The Welsh Government is now publishing a range of data at Health Board level. This includes data on hospital admissions, cancer incidence and mortality. In addition, Local Health Boards publish risk adjusted mortality indices in Wales at hospital level online.

Betsi Cadwaladr University Health Board recognised that good data quality was an important prerequisite for ensuring accurate indicators were being put into the public domain, but more importantly supported improved patient care and clinical engagement. As a large organisation it had to ensure that correct data was being entered into its patient administration systems and that clinicians were aware of the implications of inaccurate data.

The Solution

Clinical Information Analyst Melissa Baker says the Board wanted to ensure that the data was an accurate representation of what was happening on the wards so that it could respond to any questions from the Welsh government. A review of coding and mortality was undertaken across the Health Board, starting at hospital level and then working down to specialty level. The data was compared with peers to discover if there was any variation.

“We found that in one of our hospitals there were higher elective admissions. We looked into this further and found that this was a result of the way patient transfers from a community hospital were being recorded. Ward/administrative staff were recording admissions from community hospitals as elective transfers, which meant the risk profile for these patients was lower having an impact on re-admissions and the mortality indicator for that hospital.”

Melissa says the first step was to explain to staff why this recording was inaccurate. As a former nurse working in informatics, Melissa was well-placed to explain why the change was needed and set up and led the training

The Health Board took a performance management approach to ensure improvements to this data capture were consistently applied. This encouraged validation checks and reports were sent to wards and departments showing how accurately admissions were being recorded. “By taking this approach we were able to show the improvement and ensure that the administrative data was an accurate reflection of what was happening,” says Mel.

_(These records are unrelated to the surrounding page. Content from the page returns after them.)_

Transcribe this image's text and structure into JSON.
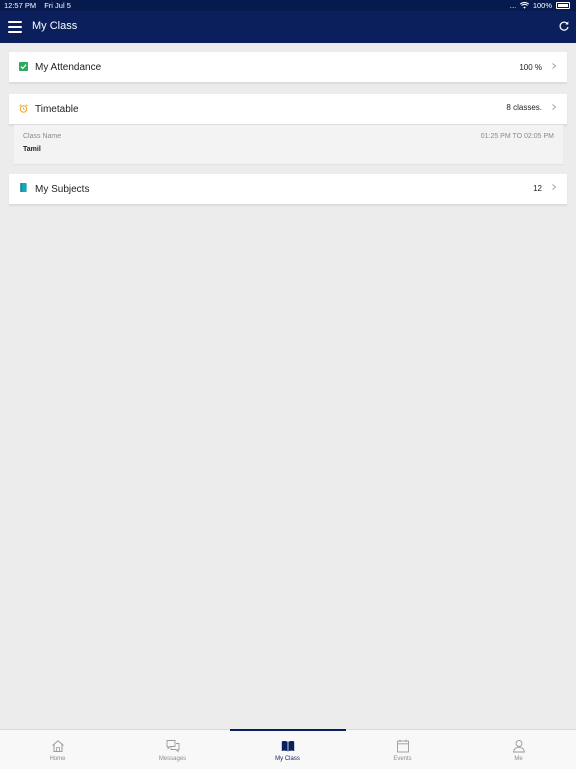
{
  "status": {
    "time": "12:57 PM",
    "date": "Fri Jul 5",
    "signal": "....",
    "battery": "100%"
  },
  "header": {
    "title": "My Class"
  },
  "attendance": {
    "title": "My Attendance",
    "value": "100 %"
  },
  "timetable": {
    "title": "Timetable",
    "value": "8 classes.",
    "detail": {
      "label": "Class Name",
      "name": "Tamil",
      "time": "01:25 PM TO 02:05 PM"
    }
  },
  "subjects": {
    "title": "My Subjects",
    "value": "12"
  },
  "tabs": [
    {
      "label": "Home",
      "icon": "home-icon"
    },
    {
      "label": "Messages",
      "icon": "messages-icon"
    },
    {
      "label": "My Class",
      "icon": "book-icon"
    },
    {
      "label": "Events",
      "icon": "calendar-icon"
    },
    {
      "label": "Me",
      "icon": "person-icon"
    }
  ],
  "colors": {
    "primary": "#0a1f5c",
    "attendance_icon": "#2eaa5e",
    "timetable_icon": "#f2a31b",
    "subjects_icon": "#15a6b8"
  }
}
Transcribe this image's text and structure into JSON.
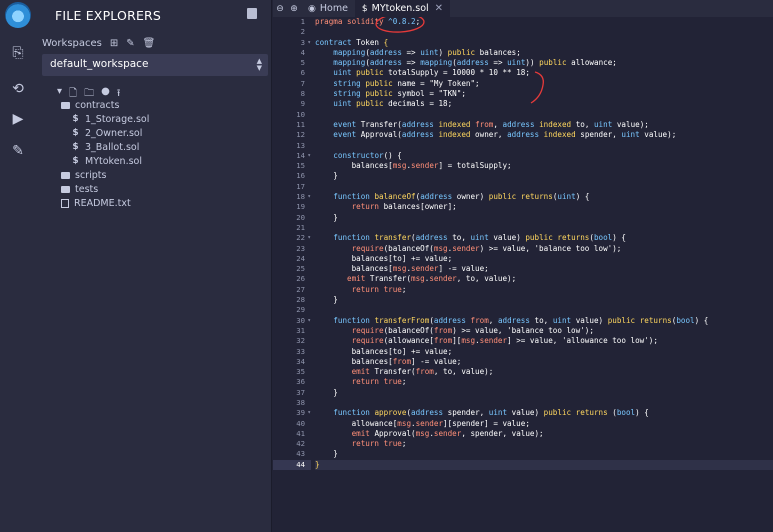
{
  "sidebar": {
    "title": "FILE EXPLORERS",
    "workspaces_label": "Workspaces",
    "workspace_selected": "default_workspace",
    "tree": [
      {
        "label": "contracts",
        "type": "folder",
        "level": 1
      },
      {
        "label": "1_Storage.sol",
        "type": "sol",
        "level": 2
      },
      {
        "label": "2_Owner.sol",
        "type": "sol",
        "level": 2
      },
      {
        "label": "3_Ballot.sol",
        "type": "sol",
        "level": 2
      },
      {
        "label": "MYtoken.sol",
        "type": "sol",
        "level": 2
      },
      {
        "label": "scripts",
        "type": "folder",
        "level": 1
      },
      {
        "label": "tests",
        "type": "folder",
        "level": 1
      },
      {
        "label": "README.txt",
        "type": "doc",
        "level": 1
      }
    ]
  },
  "tabs": [
    {
      "label": "Home",
      "icon": "home-logo-icon",
      "active": false
    },
    {
      "label": "MYtoken.sol",
      "icon": "solidity-icon",
      "active": true
    }
  ],
  "editor": {
    "active_line": 44,
    "line_count": 44,
    "colors": {
      "keyword": "#ff8f78",
      "type": "#79c7ff",
      "highlight": "#ffd75f",
      "annotation": "#e53a3a"
    }
  }
}
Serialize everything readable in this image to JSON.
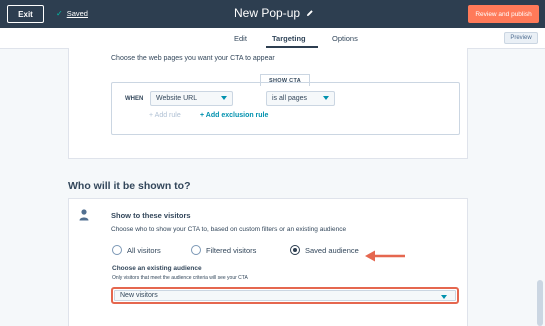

In addition, the Board also carried out a review of clinical coding for deceased patients using hospital case notes. This was done for each clinical team with support and guidance provided by the Information Department. One specific example of a change that followed the review was in relation to the coding ventilated patients. The review found that the incorrect codes were being used. Mel explained and showed the equipment used for ventilation to the coders to help them understand what happens and identify from the clinical notes the differences between non-invasive and
invasive ventilation. Another issue that came to light was the coding of patients who were having rehabilitation in community hospitals. Not enough information was being captured to detail their clinical condition. This has now
been improved as part of an overall Board-led drive on improving data and clinical coding.

The benefits of working with CHKS

Melissa relied on the support of the Health Board’s dedicated CHKS consultant to determine the extent of the variation at hospital level and then monitor improvements in coding. These changes not only had an impact on readmission rates, but also the Health Boards risk adjusted mortality indicator (RAMI). “We are now more confident that we have a more accurate picture and the coding accuracy is reported to our Mortality Board. This is a high level board consisting deputy acute medical directors.”

Melissa says CHKS expertise was very helpful when it came to looking back at case notes, by helping her to find variation and analysing the likely impact of this variation. She says that the focus is now on looking carefully at what happened to each patient from a clinical perspective.